I’ve been looking at Ask.com lately. I think that they have done a clever job with their marketing and decided to take a look at what they are doing. Here are some comparisons between Ask.com’s and Google’s search engines, and an explanation on why Ask.com is providing better SERPs than Google.
There are screenshots of the Ask.com and Google.com SERPs for the keyword japan. The first image is from Ask.com and the second is from Google. To view the images in Firefox, right click on each of them and press the “w” key on your keyboard. That will open the images in new Firefox windows and you can then switch back and forth between the images and the explanations in this blog post with the keyboard shortcut ALT-TAB.
- Narrow your search down from japan to things like map of japan, facts about japan, japanese culture, foods in japan, or even expand the search to things like Mt. Fuji.
- At the top of the page, above the sponsored ads, there is a block that links to comprehensive information about Japan. You can instantly see information like the capital, leaders of the country, population, and have one-click links to Wikipedia, BBC, US government travel information, weather, local time, and tourist attractions.
- One problem I have with Ask.com is that the sponsored results are blended into the search results too much. It’s hard to tell where the ads stop and the search engine results begin. This is my main usability complaint with Ask.com.
- Images of Japan are well-placed on the top right of the page. The images include maps of Japan, flag of Japan, Mt. Fuji, and what looks like a temple.
- The News Images section shows a couple of news articles and related images. Easy to quickly scan and is much better than Google’s awful “Universal Search” which puts Google News results directly in the SERPs.
- A clock showing the current time in Tokyo, Japan. The clock updates in real time on the Web page.
- Google, pay attention — Ask.com puts Wikipedia in the SERPs, but in the sidebar, not mixed into the SERPs. This is a great feature.
- Current weather in Japan. Excellent small touch that makes the page even more useful.

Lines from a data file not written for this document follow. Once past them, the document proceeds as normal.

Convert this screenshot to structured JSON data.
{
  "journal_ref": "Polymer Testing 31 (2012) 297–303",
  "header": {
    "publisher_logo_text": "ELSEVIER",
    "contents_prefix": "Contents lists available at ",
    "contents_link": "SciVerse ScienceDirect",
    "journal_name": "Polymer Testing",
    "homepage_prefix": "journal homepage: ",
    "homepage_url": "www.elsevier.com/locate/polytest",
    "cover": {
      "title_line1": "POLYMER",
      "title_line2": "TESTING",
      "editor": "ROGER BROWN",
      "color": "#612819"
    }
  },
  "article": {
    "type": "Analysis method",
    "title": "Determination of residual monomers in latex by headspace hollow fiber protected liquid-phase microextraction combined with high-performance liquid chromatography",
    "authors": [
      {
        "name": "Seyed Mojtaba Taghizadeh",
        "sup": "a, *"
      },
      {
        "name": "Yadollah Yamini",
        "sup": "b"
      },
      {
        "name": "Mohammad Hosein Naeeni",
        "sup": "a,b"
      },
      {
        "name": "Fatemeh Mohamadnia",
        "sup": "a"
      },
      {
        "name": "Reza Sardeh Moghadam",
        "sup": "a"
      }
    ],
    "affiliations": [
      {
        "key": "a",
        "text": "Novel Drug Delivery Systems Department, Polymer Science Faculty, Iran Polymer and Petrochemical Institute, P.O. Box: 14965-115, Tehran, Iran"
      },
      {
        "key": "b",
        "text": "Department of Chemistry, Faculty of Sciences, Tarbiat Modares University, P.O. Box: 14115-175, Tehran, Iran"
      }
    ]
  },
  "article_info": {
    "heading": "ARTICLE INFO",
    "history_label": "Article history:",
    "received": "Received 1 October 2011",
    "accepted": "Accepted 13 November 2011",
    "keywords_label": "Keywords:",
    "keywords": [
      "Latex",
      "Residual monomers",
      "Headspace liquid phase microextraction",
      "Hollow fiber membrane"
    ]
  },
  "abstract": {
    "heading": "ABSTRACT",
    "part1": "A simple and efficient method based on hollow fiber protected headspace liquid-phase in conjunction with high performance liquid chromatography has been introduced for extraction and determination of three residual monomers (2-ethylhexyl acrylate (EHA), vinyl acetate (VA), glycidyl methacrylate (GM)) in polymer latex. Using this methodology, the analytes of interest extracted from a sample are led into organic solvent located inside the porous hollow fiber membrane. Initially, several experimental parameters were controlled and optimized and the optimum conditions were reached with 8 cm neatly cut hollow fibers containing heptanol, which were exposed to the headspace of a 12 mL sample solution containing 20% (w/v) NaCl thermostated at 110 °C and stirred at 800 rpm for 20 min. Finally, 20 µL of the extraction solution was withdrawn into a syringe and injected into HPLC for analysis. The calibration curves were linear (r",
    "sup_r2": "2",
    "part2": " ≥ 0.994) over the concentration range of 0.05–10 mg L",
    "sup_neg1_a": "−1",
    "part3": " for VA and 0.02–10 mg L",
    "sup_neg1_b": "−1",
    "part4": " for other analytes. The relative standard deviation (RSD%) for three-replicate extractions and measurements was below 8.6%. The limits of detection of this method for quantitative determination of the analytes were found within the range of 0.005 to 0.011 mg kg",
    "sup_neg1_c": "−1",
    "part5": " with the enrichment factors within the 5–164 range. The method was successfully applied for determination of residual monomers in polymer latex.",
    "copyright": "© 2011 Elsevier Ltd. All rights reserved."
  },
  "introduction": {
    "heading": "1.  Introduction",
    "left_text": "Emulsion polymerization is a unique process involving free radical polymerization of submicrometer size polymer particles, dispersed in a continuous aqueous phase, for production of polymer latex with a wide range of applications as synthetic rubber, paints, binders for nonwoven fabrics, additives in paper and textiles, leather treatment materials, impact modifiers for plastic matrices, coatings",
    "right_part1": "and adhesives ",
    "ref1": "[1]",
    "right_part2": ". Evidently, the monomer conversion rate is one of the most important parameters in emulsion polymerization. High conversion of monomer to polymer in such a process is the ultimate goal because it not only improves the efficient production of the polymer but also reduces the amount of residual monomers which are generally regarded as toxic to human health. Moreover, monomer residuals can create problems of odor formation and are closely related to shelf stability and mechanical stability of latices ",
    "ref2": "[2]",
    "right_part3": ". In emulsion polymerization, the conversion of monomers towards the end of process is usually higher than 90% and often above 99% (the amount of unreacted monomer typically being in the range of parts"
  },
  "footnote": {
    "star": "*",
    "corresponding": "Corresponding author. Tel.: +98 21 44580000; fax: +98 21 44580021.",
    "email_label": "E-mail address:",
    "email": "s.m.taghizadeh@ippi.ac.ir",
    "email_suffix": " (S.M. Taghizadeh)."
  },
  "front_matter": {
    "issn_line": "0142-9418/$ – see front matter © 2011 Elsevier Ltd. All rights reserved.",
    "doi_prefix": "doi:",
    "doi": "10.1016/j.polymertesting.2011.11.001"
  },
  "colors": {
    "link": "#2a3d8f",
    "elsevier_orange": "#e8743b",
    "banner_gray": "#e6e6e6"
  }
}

- [not marked on the screenshot] If you hover over the binoculars icons you can see thumbnail previews of the Web sites in the organic search results.
Summary of Ask.com’s SERP:
Ask.com did a great job with this SERPs page. I can probably find the information that I am looking for even without looking at the actual organic search results. The Ask.com SERPs are not any worse than Google’s for this search term, and some of the first page results overlap.
- Google puts it extra services as links at the top of the page. There is no preview of images and news like on Ask.com. Google often integrates Google News and Google Local/Maps into the SERPs making the SERPs muddled and confusing.
- Instead of putting Wikipedia in the sidebar like Ask.com, Google usually puts Wikipedia near the top of the SERPs. In this case Wikipedia is #1. The Ask.com makes more sense. If Wikipedia is going to be a result for just about every major search term, give the site its own sidebar block.
- Google puts the related searches at the bottom. I think Ask has them in a more usable location. Ask.com’s SERPs are made for finding information at a quick glance; Google’s SERPs are not as well designed.
- Google puts images of Japan at the bottom of the page in this case. It would make more sense to put the images at the top or in a sidebar like Ask.com.
- The one place where I think Google did a better job than Ask.com in this comparison of SERPs is that in Google it’s easier to tell what part of the page is the sponsored ads.
Summary of Google.com’s SERP:
Google’s search engine results page is mediocre in comparison to what Ask.com has done. Google has not even provided better organic search results than Ask.com in this case.
Conclusion of Ask.com vs. Google
I’m going to continue this comparison by setting my default search engine to Ask.com for at least a week. I will follow up soon on the results of my experiment.
This was a brilliant job done by Ask.com on their search engine results page for the keyword Japan.